The offseason brought in a new veteran quarterback to save the day, and fans turned their thoughts to the possibility of Matt Ryan resurrecting his career for the Colts in the same way Philip Rivers had when he came over from the Chargers in 2020.
After coming back from the dead to tie the Texans in the 2022 season opener, Rodrigo Blankenship missed a potential game-winning 42-yard field goal, so clearly the tie was his doing, He was offered as a sacrifice to appease those unhappy with a less than glorious 0-0-1 start.
The offense continued to sputter through the next six games to a 3-3-1 record, and so 14-year-and-seven-game veteran Matt Ryan was next to be sacrificed, separated shoulder and all. Sam Ehlinger would be the starting quarterback “right now for the rest of the season.” Sounds kind of ominous – or at least vague, doesn’t it?
After a one-point loss to the Washington Commanders that featured two lost fumbles by the Colts inside field goal range that were not part of the gameplan, Reich moved up the food chain to fire Brady.

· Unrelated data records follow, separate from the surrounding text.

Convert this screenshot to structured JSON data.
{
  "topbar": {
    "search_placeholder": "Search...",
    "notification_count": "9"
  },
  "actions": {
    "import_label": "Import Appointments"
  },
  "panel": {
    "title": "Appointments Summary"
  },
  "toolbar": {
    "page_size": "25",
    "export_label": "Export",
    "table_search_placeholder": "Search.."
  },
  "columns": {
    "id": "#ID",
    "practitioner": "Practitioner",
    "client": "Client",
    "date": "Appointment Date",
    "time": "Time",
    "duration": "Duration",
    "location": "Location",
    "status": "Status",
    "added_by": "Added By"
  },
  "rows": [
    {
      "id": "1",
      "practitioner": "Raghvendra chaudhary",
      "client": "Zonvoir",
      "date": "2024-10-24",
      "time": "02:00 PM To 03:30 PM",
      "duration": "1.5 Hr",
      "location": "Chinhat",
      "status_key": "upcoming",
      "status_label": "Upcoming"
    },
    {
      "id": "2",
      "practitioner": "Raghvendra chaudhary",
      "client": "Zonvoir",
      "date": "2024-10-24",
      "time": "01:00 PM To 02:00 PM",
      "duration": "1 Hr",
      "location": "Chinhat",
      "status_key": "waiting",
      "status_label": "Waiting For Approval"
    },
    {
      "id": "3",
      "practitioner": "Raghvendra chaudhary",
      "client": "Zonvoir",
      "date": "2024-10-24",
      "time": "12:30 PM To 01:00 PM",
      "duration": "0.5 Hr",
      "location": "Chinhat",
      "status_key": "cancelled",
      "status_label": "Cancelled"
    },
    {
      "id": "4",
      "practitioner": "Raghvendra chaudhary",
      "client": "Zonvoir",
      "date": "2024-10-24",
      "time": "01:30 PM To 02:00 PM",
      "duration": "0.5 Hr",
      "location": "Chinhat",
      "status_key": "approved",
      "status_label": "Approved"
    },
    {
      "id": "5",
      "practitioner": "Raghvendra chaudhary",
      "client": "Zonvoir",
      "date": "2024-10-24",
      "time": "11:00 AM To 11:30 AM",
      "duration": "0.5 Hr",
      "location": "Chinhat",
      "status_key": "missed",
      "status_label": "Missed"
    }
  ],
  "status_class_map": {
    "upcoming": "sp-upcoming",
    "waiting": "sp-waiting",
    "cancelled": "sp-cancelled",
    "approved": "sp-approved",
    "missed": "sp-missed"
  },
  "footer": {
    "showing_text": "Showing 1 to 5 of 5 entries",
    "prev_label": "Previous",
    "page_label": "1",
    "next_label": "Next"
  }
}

We know how this story ends – the firings continue until all responsible parties are eradicated. That may or may not include general manager Chris Ballard. Last time the Colts did this dance, the GM (Ryan Grigson) was fired one season prior to the coach. It’s possible this time that owner Jim Irsay flips the script to allow Ballard to stay.
In the end, none will be saved nor remembered as gallant or decent – just men who decided their own hides were more important than anyone else’s.